“There is constitutional guarantee of these arms being independent of each other and it is the doctrine of separation of powers which pervades in the parts and chapters adverted to.”
He added in this case, the offence for murder carried a death sentence, so it was not punishable by law, as Section 97(2) and 97(4) of the Child Act was void.

2007 09: Mum: Still no action after rape report lodged in 2001

The Star online. News. Courts.
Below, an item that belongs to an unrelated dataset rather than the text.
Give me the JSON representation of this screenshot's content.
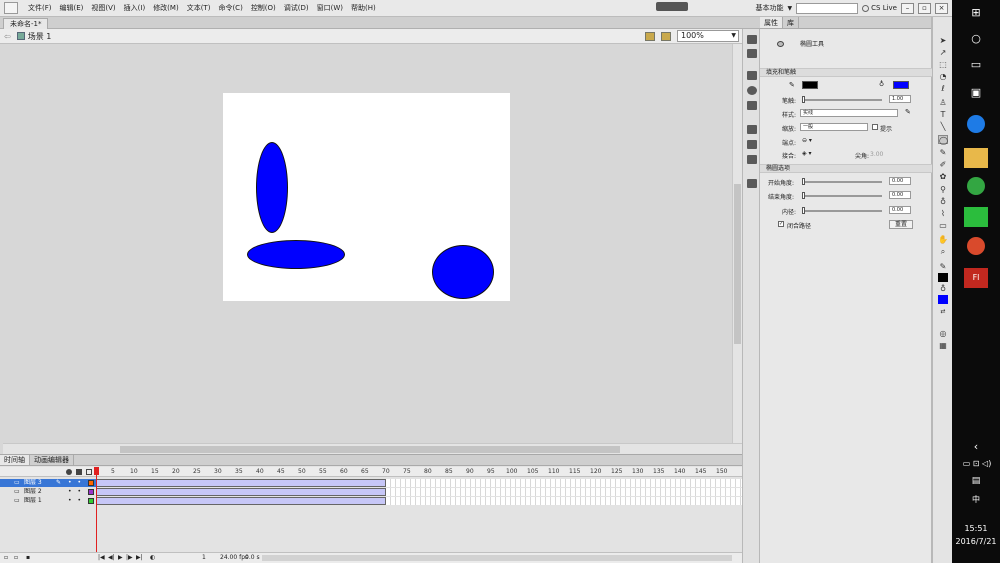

Saturday September 15, 2007


KUALA LUMPUR: The father of an eight-year-old rape victim lodged a report in July 2001 against her assailants but, until now, no one has been charged in court, the High Court heard.

The girl’s mother, who filed a suit against the police and the Government, testified yesterday that her husband had since been murdered while her elder son and she had been assaulted for refusing to withdraw the police report.

“The rape incident happened on July 12, 2001.

“Until today, my daughter has not gone to any court to testify about the rape,” she said.

Asked by her counsel M. Manoharan as to why police did not take any action, the 32-year-old mother of four said:

“I have asked the police about why there was no action taken against the suspects and they told me they had not caught anyone and investigations was still ongoing,” she said.

She said she could not understand why the suspects were not caught as they had repeatedly broken into her flat unit to harass her.

She said her husband had once quarrelled with a policeman at the Sentul police station about the lack of protection given to his family despite the continuous harassment by the suspects following the rape report.

“During the quarrel, the policeman tore the statement recorded from me while saying ‘You think we have nothing better to do?”‘

Earlier when cross-examined by senior federal counsel Amarjeet Singh, the woman denied that she had concocted her story in court and in the 15 police reports lodged between July and October 2001.

The housewife said she had no choice but to sue the police who failed to protect her family after the rape report on July 12, 2001.

In the suit, she named two OCPDs, the city police chief, the Inspector-General of Police and the Government as defendants. She is seeking RM450,500 in special damages.

The defendants denied the allegations and claimed that police surveillance was carried out near her house for the purpose of protecting her and her family.

The hearing before Justice Tengku Maimun Tuan Mat continues on Dec 5.